This May, New Zealand asked its people for a big favor: to redesign the country's flag.
Amongst the 10,292 pitched designs, there were the serious - incorporating the existing flag's union jack, color scheme and the traditional symbol of the silver fern – and the not-so-serious – the "kiwi with laser eyes", a "unihorned kiwi" and sheep with "hokey pokey" ice cream.
This week the Flag Consideration Panel has whittled the entrants down to 40 designs, with the notion of promoting New Zealand's traditional culture being a popular trend.
In an open letter published on Monday by the panel, the 12 members discussed the process of selecting the top 40 designs, saying that they were the best at reflecting "the values New Zealanders have shared."
"A potential new flag should unmistakably be from New Zealand and celebrate us as a progressive, inclusive nation that is connected to its environment, and has a sense of its past and a vision for its future," the open letter said.
The letter went on to add that the panel has invited a raft of experts to help evaluate the long list's selection; making sure there were "no known impediments", and that "robust intellectual property checks" would be carried out.
"(The flag) should speak to all Kiwis. Our hope is that New Zealanders will see themselves reflected in these flags' symbols, colour and stories."

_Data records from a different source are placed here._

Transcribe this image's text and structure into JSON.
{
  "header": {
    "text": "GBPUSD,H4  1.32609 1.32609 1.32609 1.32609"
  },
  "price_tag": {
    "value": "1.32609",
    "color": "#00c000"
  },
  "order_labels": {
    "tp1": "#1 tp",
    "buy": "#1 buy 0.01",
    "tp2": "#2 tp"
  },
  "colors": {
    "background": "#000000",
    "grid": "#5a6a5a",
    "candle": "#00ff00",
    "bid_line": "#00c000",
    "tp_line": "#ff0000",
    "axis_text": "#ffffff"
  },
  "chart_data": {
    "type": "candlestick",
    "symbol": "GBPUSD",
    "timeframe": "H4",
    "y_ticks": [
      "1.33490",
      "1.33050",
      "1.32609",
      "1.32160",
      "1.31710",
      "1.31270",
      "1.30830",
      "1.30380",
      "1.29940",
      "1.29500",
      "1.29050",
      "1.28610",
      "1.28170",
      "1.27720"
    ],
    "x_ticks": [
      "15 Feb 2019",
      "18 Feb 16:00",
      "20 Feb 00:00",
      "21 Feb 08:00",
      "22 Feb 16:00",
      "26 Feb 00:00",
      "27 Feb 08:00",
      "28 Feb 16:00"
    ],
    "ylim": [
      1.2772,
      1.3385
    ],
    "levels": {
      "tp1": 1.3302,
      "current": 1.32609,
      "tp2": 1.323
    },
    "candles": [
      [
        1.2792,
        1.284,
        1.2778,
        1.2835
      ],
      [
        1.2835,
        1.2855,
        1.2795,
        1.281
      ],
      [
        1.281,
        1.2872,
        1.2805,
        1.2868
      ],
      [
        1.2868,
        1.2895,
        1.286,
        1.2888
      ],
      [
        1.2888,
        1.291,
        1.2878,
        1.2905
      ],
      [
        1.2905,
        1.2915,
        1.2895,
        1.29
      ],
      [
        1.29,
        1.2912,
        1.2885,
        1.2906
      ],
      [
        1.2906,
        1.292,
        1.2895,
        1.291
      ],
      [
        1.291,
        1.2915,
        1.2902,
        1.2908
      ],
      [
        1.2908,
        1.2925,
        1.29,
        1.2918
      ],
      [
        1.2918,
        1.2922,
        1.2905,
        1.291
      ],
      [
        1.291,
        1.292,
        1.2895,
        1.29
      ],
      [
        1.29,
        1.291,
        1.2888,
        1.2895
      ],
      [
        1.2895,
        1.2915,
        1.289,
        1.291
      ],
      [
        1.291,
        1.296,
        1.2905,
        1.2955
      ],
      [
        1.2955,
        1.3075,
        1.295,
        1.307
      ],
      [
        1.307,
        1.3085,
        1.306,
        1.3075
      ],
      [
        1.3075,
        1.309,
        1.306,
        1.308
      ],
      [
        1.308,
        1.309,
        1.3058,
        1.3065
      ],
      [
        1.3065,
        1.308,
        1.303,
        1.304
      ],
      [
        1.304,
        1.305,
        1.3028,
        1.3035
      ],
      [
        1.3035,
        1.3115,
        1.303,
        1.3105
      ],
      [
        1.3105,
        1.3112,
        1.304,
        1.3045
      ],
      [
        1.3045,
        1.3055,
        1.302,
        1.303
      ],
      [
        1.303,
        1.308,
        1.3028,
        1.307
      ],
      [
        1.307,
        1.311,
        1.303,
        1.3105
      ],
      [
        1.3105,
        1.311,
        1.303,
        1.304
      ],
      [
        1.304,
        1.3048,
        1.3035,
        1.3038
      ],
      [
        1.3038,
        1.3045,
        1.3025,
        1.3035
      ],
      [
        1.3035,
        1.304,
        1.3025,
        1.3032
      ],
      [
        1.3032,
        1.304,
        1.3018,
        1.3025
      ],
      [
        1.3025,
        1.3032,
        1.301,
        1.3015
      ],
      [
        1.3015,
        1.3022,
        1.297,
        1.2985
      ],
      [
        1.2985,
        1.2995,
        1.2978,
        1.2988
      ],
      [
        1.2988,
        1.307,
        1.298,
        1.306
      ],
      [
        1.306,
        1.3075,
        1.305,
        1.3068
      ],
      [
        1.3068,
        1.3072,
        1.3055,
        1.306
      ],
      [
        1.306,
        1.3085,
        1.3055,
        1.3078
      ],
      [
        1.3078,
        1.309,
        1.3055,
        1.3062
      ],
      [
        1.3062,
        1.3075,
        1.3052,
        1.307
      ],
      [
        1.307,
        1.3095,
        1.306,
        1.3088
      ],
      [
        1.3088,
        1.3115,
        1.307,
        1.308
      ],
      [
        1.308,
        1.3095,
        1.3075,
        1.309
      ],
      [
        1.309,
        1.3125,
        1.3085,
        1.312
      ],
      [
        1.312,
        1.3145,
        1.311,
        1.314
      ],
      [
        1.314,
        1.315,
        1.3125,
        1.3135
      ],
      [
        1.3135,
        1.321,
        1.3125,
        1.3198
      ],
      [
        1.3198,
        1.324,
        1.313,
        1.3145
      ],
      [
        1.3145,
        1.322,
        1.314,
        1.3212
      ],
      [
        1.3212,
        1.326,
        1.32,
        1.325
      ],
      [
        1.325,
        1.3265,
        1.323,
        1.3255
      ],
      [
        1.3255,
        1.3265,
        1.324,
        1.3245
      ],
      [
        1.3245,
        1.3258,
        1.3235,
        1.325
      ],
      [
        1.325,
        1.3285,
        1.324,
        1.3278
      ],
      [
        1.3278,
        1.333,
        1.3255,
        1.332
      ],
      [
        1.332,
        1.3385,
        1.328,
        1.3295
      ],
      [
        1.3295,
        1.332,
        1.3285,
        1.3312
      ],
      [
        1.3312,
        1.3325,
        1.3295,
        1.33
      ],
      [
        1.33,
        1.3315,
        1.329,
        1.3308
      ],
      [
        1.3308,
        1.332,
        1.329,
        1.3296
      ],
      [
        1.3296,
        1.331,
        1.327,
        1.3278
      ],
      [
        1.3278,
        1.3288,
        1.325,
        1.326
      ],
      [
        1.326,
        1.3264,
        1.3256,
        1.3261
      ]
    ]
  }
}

The project itself has unearthed some criticism, with the flag revamp costing an estimated NZD 25.7 million ($16.9 million) – mainly due to the referendums; however, New Zealand's Prime Minister, John Key, said in a radio interview that a new flag would be "worth billions."
"How much is it worth ultimately if we change our flag and people recognize and buy our products?" said Key in an interview with More FM. He went on to add that "in the end, it's going to be worth billions over time."

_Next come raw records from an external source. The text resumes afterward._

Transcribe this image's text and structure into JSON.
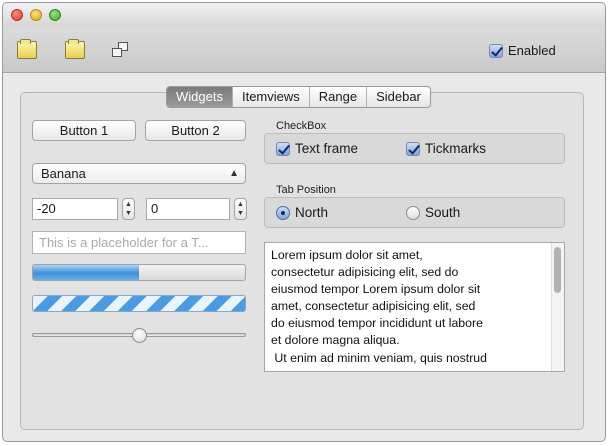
{
  "toolbar": {
    "icons": [
      "new-document-icon",
      "open-document-icon",
      "copy-icon"
    ],
    "enabled_label": "Enabled",
    "enabled_checked": true
  },
  "tabs": {
    "items": [
      {
        "label": "Widgets",
        "active": true
      },
      {
        "label": "Itemviews",
        "active": false
      },
      {
        "label": "Range",
        "active": false
      },
      {
        "label": "Sidebar",
        "active": false
      }
    ]
  },
  "widgets": {
    "button1": "Button 1",
    "button2": "Button 2",
    "combo_value": "Banana",
    "spin1_value": "-20",
    "spin2_value": "0",
    "line_edit_placeholder": "This is a placeholder for a T...",
    "progress_fraction": 0.5,
    "slider_fraction": 0.5
  },
  "checkbox_group": {
    "title": "CheckBox",
    "items": [
      {
        "label": "Text frame",
        "checked": true
      },
      {
        "label": "Tickmarks",
        "checked": true
      }
    ]
  },
  "tab_position_group": {
    "title": "Tab Position",
    "items": [
      {
        "label": "North",
        "selected": true
      },
      {
        "label": "South",
        "selected": false
      }
    ]
  },
  "text_area": {
    "text": "Lorem ipsum dolor sit amet,\nconsectetur adipisicing elit, sed do\neiusmod tempor Lorem ipsum dolor sit\namet, consectetur adipisicing elit, sed\ndo eiusmod tempor incididunt ut labore\net dolore magna aliqua.\n Ut enim ad minim veniam, quis nostrud"
  },
  "colors": {
    "accent": "#3d8fd8",
    "window_bg": "#e9e9e9",
    "active_tab": "#8a8a8a"
  }
}
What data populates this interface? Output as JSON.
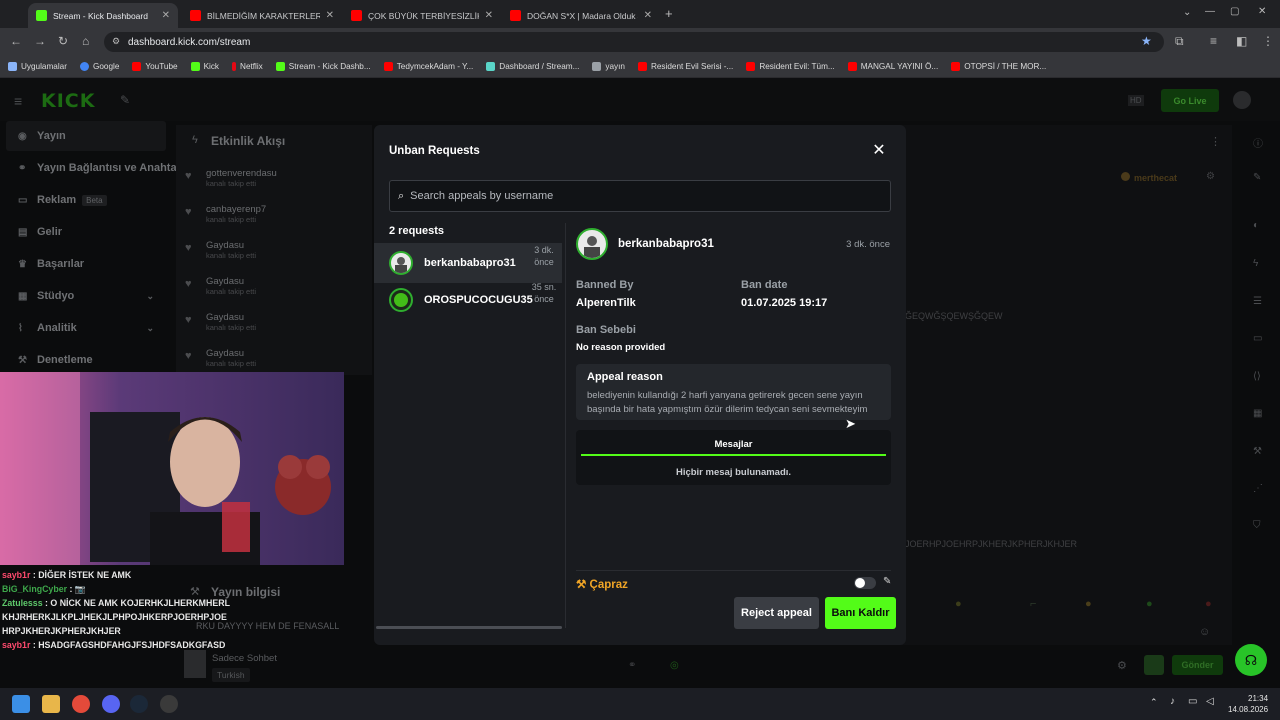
{
  "browser": {
    "tabs": [
      {
        "title": "Stream - Kick Dashboard",
        "color": "#53fc18"
      },
      {
        "title": "BİLMEDİĞİM KARAKTERLER İLE",
        "color": "#ff0000"
      },
      {
        "title": "ÇOK BÜYÜK TERBİYESİZLİK BEN",
        "color": "#ff0000"
      },
      {
        "title": "DOĞAN S*X | Madara Olduk #7",
        "color": "#ff0000"
      }
    ],
    "url": "dashboard.kick.com/stream",
    "bookmarks": [
      {
        "label": "Uygulamalar",
        "color": "#8ab4f8"
      },
      {
        "label": "Google",
        "color": "#4285f4"
      },
      {
        "label": "YouTube",
        "color": "#ff0000"
      },
      {
        "label": "Kick",
        "color": "#53fc18"
      },
      {
        "label": "Netflix",
        "color": "#e50914"
      },
      {
        "label": "Stream - Kick Dashb...",
        "color": "#53fc18"
      },
      {
        "label": "TedymcekAdam - Y...",
        "color": "#ff0000"
      },
      {
        "label": "Dashboard / Stream...",
        "color": "#5ad5c8"
      },
      {
        "label": "yayın",
        "color": "#9aa0a6"
      },
      {
        "label": "Resident Evil Serisi -...",
        "color": "#ff0000"
      },
      {
        "label": "Resident Evil: Tüm...",
        "color": "#ff0000"
      },
      {
        "label": "MANGAL YAYINI Ö...",
        "color": "#ff0000"
      },
      {
        "label": "OTOPSİ / THE MOR...",
        "color": "#ff0000"
      }
    ]
  },
  "kick": {
    "logo": "KICK",
    "go_live": "Go Live",
    "sidebar": [
      {
        "label": "Yayın",
        "icon": "broadcast-icon"
      },
      {
        "label": "Yayın Bağlantısı ve Anahtarı",
        "icon": "link-icon"
      },
      {
        "label": "Reklam",
        "badge": "Beta",
        "icon": "ad-icon"
      },
      {
        "label": "Gelir",
        "icon": "money-icon"
      },
      {
        "label": "Başarılar",
        "icon": "trophy-icon"
      },
      {
        "label": "Stüdyo",
        "icon": "studio-icon"
      },
      {
        "label": "Analitik",
        "icon": "analytics-icon"
      },
      {
        "label": "Denetleme",
        "icon": "moderation-icon"
      }
    ],
    "activity": {
      "title": "Etkinlik Akışı",
      "items": [
        {
          "name": "gottenverendasu",
          "sub": "kanalı takip etti"
        },
        {
          "name": "canbayerenp7",
          "sub": "kanalı takip etti"
        },
        {
          "name": "Gaydasu",
          "sub": "kanalı takip etti"
        },
        {
          "name": "Gaydasu",
          "sub": "kanalı takip etti"
        },
        {
          "name": "Gaydasu",
          "sub": "kanalı takip etti"
        },
        {
          "name": "Gaydasu",
          "sub": "kanalı takip etti"
        }
      ]
    },
    "chat_user_top": "merthecat",
    "faint_line1": "ĞEQWĞŞQEWŞĞQEW",
    "faint_line2": "JOERHPJOEHRPJKHERJKPHERJKHJER",
    "stream_info": {
      "title": "Yayın bilgisi",
      "stream_title": "RKU DAYYYY HEM DE FENASALL",
      "category": "Sadece Sohbet",
      "tag": "Turkish"
    },
    "chat_lines": [
      {
        "user": "sayb1r",
        "text": "DİĞER İSTEK NE AMK",
        "cls": "u1"
      },
      {
        "user": "BiG_KingCyber",
        "text": "📷",
        "cls": "u2"
      },
      {
        "user": "Zatulesss",
        "text": "O NİCK NE AMK KOJERHKJLHERKMHERLKHJRHERKJLKPLJHEKJLPHPOJHKERPJOERHPJOEHRPJKHERJKPHERJKHJER",
        "cls": "u3"
      },
      {
        "user": "sayb1r",
        "text": "HSADGFAGSHDFAHGJFSJHDFSADKGFASD",
        "cls": "u1"
      }
    ],
    "send": "Gönder"
  },
  "modal": {
    "title": "Unban Requests",
    "search_placeholder": "Search appeals by username",
    "request_count": "2 requests",
    "requests": [
      {
        "username": "berkanbabapro31",
        "time": "3 dk. önce"
      },
      {
        "username": "OROSPUCOCUGU35",
        "time": "35 sn. önce"
      }
    ],
    "detail": {
      "username": "berkanbabapro31",
      "time": "3 dk. önce",
      "banned_by_label": "Banned By",
      "banned_by": "AlperenTilk",
      "ban_date_label": "Ban date",
      "ban_date": "01.07.2025 19:17",
      "reason_label": "Ban Sebebi",
      "reason": "No reason provided",
      "appeal_title": "Appeal reason",
      "appeal_text": "belediyenin kullandığı 2 harfi yanyana getirerek gecen sene yayın başında bir hata yapmıştım özür dilerim tedycan seni sevmekteyim",
      "messages_tab": "Mesajlar",
      "messages_empty": "Hiçbir mesaj bulunamadı.",
      "cross_label": "Çapraz"
    },
    "reject_label": "Reject appeal",
    "unban_label": "Banı Kaldır"
  },
  "taskbar": {
    "time": "21:34",
    "date": "14.08.2026"
  }
}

Out of the 40, four designs will be picked by the panel by mid-September; however the public won't be able to vote until the first referendum this coming Winter. March 2016 will see the final vote, with the public deciding whether they would prefer the current flag from 1902, or decide that an overhaul is needed.
—By CNBC's Alexandra Gibbs, follow her on Twitter @AlexGibbsy.